Our ‘open the museum’ team are sharing stand 15a at the Southland Home Show at Stadium Southland.
Please call in for a chat any time from 10am to 5pm on Saturday and Sunday 24 & 25 June 2018.
We have a new petition and we are keen hear your ideas. We will share our ideas on the next steps to get the Museum opened.
Here is our petition.
You are welcome to print this format and gather signatures and send them to email@example.com or post to 120 Leet Street, Invercargill 9810.
Please click the below button to download the word document.
23 June 2016
Summary of the reasons for the closure of the Southland Museum and ideas to open the Museum.
In 2004 the Southland Museum and Art Gallery (SMAG) Trust Board signed a contract with the Invercargill City Council (ICC) to manage the Southland Museum. On 9 April 2018 Clare Hadley, who had been chief executive for three weeks, asked the ICC to endorse her proposal to withdraw the 41 staff, from the Museum building. The City Council agreed, and the SMAG Trust Board decided to close the Museum three days later.
Mrs Hadley claimed the decision was necessary due to the Health and Safety at Work Act 2015 requiring her to provide a safe workspace. A 2013 Report by Opus engineers stated the original 1940 two storey block; the 1960 addition and the 1988 pyramid addition were all less than 34% of NBS (New Building Standard) and consequently could be classified as earthquake-prone.
After a walk-through of the building in March 2018, heritage engineer Win Clark provided a three-page review of the Opus Report considering The Seismic Assessment of Existing Buildings Guidelines July 2017 and wrote “It is confirmed that the Southland Museum and Art Gallery Building is probably ‘earthquake-prone’. I trust the review and the conclusions outlined above assists you and the Trust Board to move forward with your planning to upgrade the Southland Museum and Art Gallery Building.”
In her 9 April report Mrs Hadley stated, “The recommended decisions would be easily reversable should different information come to pass.” New information has been presented but the decision has not yet been reversed. On average more than 19,000 people per month were visiting the Museum, to socialise and to be enlightened by the staff, the exhibits and events.
A few of our leaders closed the Museum because they are afraid.
These leaders and the other elected or appointed representatives, who did not ask the questions, or ask for current reports from knowledgeable people, have created havoc in the community and in the lives of the staff they made redundant.
Experienced building professionals, Dunedin structural engineer Lou Robinson, and Invercargill quantity surveyor Lindsay Buckingham and architect Bob Simpson all believe the museum should be open, as the risks are modest and the laws and regulations, do not require it to be closed.
These three building professionals ask the SMAG Trust Board:

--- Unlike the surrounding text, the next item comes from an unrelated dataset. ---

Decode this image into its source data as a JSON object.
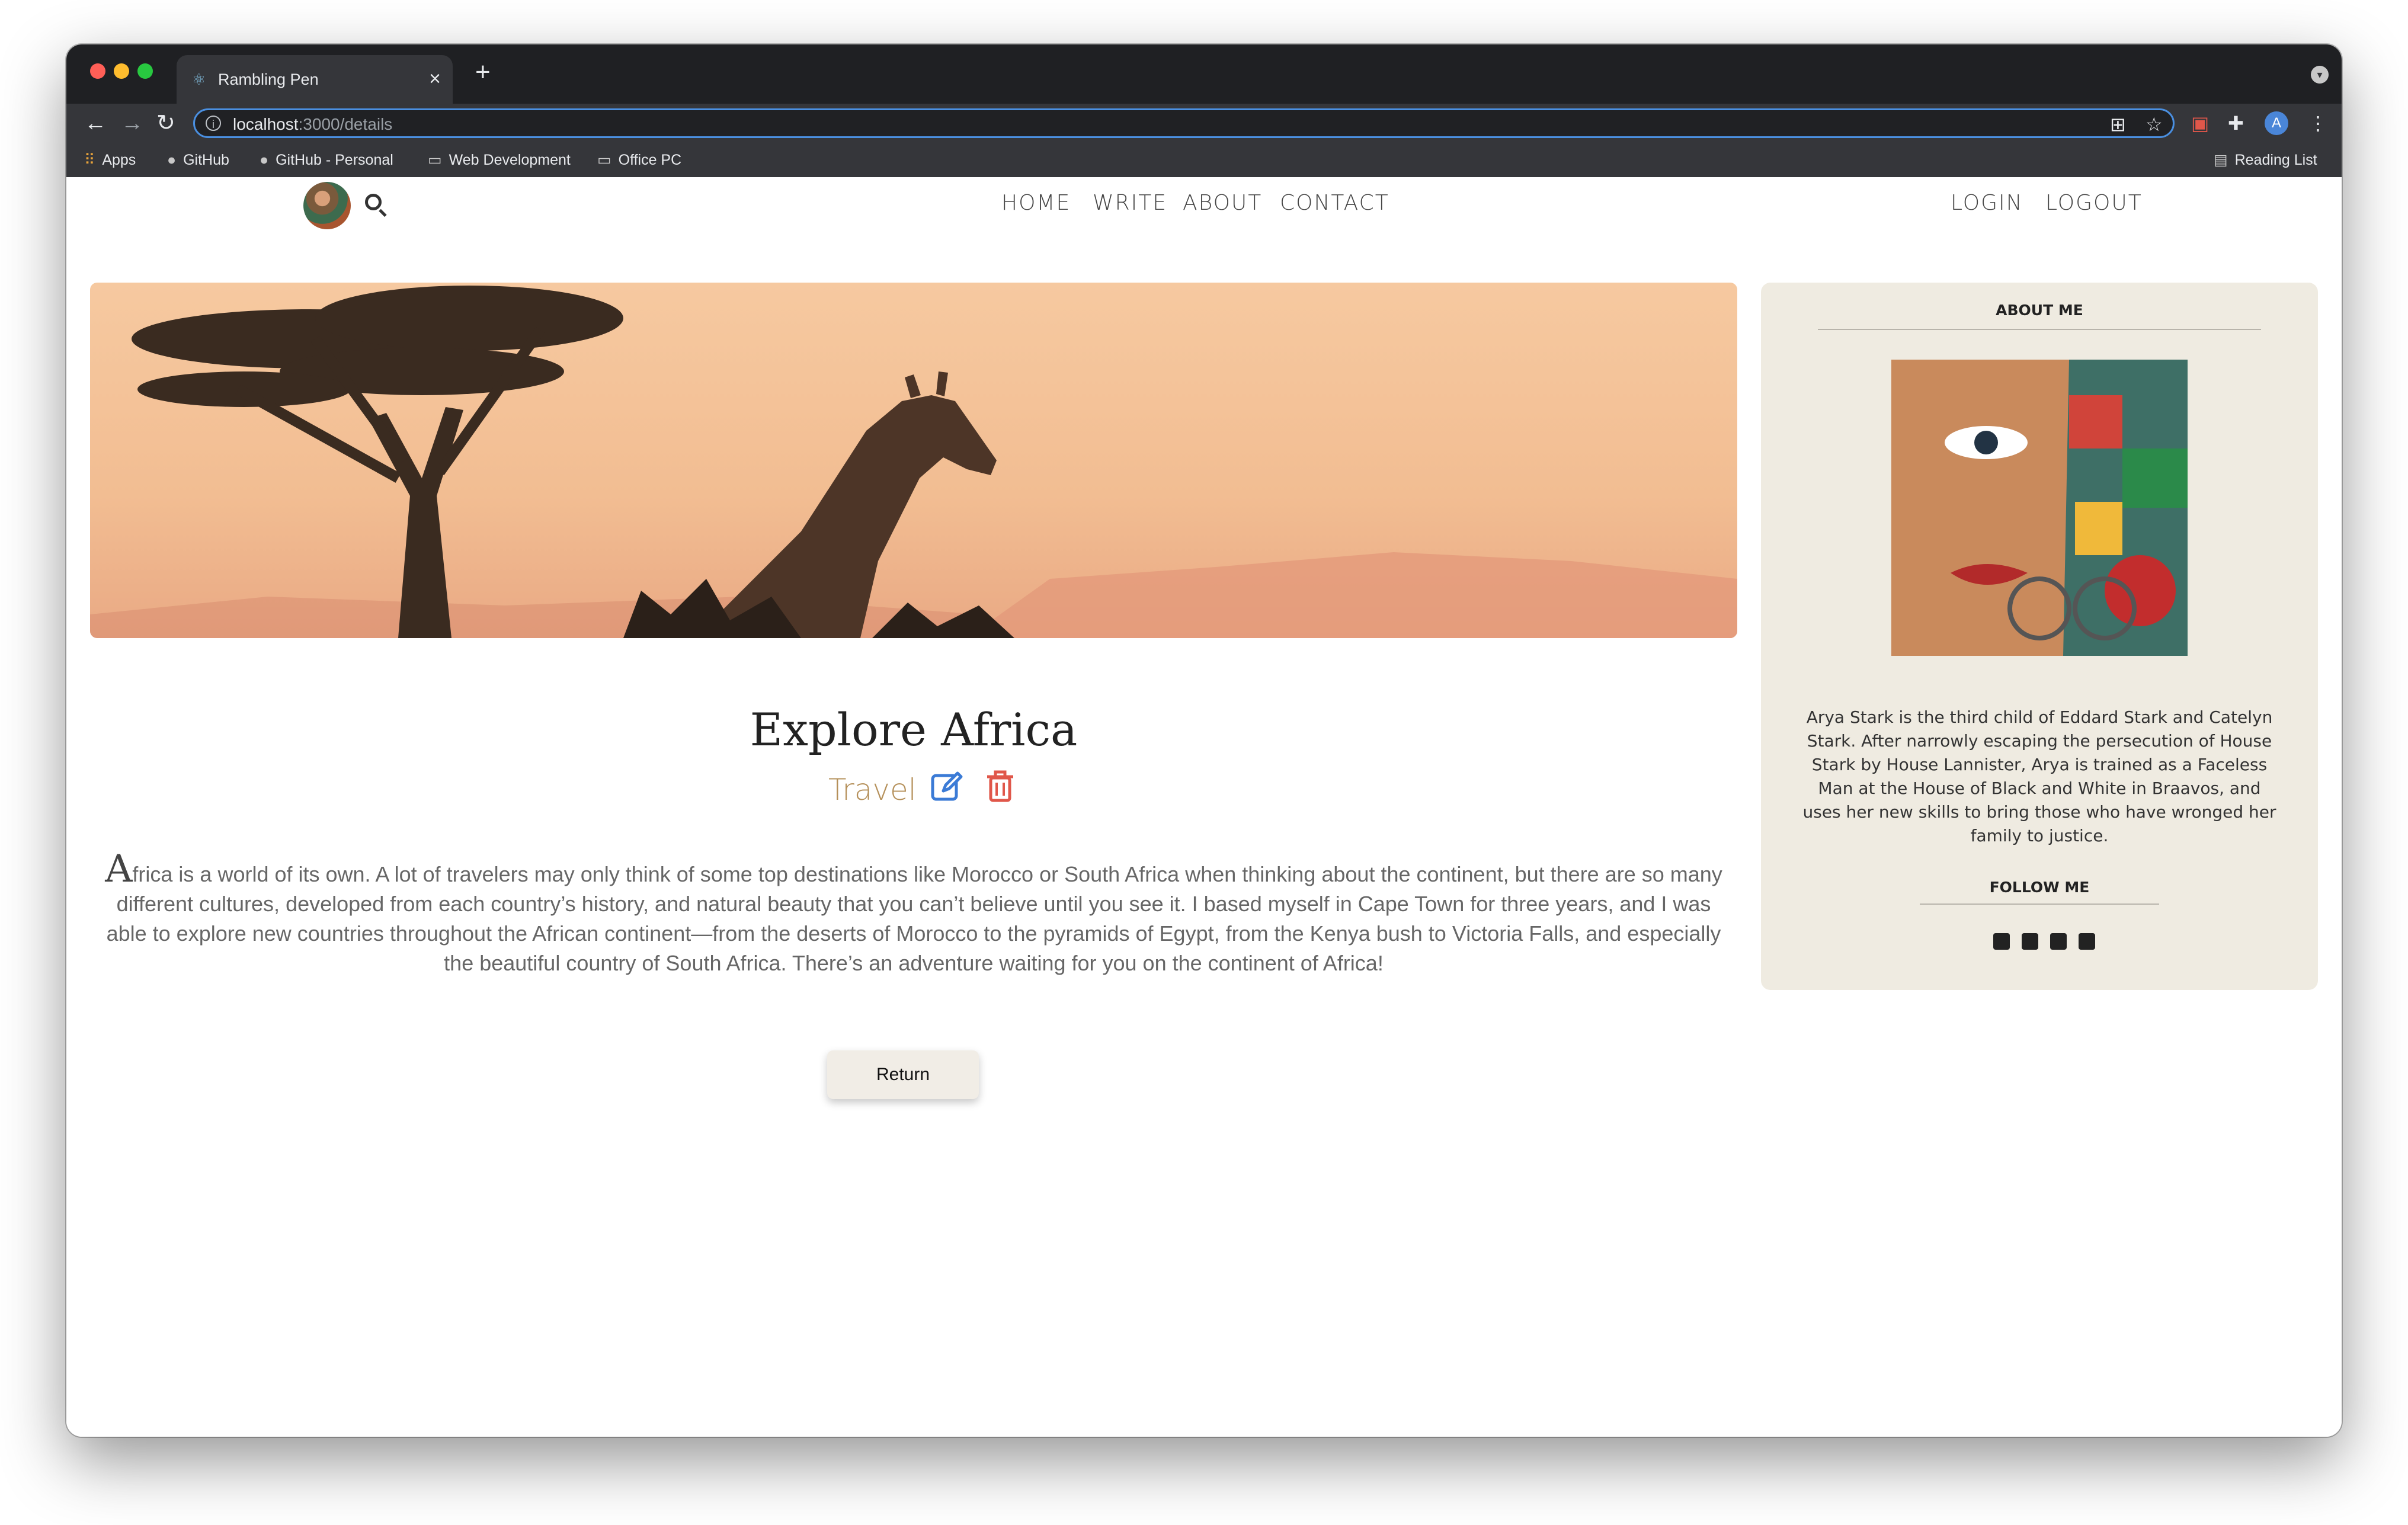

To decide to do some upgrading work on the building. Then, based on Mrs Hadley’s Report the building could be opened immediately.
To get the ground conditions tested as recommended in the 2013 Opus Report. In April 2018 two ground tests were completed on the site and they confirmed the local knowledge that the site conditions are better than the assumptions made in the Opus Report. If the site is proved to be better, the %NBS is increased by 30%.
To upgrade the building to 67%NBS in within the 12.5 or 25 years allowed by the Building Act.
To look closely at the occupancy class. The building professionals believe Opus have chosen the incorrect category. If this was changed the NBS% would be improved by 30%.
To note Worksafe May 2018 policy under the heading ‘Dealing with earthquake-related health and safety risks,’ “if you are a business who owns or occupies an earthquake-prone building and you are meeting the earthquake performance requirements of the Building Act 2004, we are not going to enforce to a higher standard under HSWA.
The Museum building was built in stages to the earthquake codes of the day. It is of modest size and has no parapets or parts which can fall off during an earthquake. It is not a significant risk. The cultural and social activities linked with this building are important for our community and our visitors.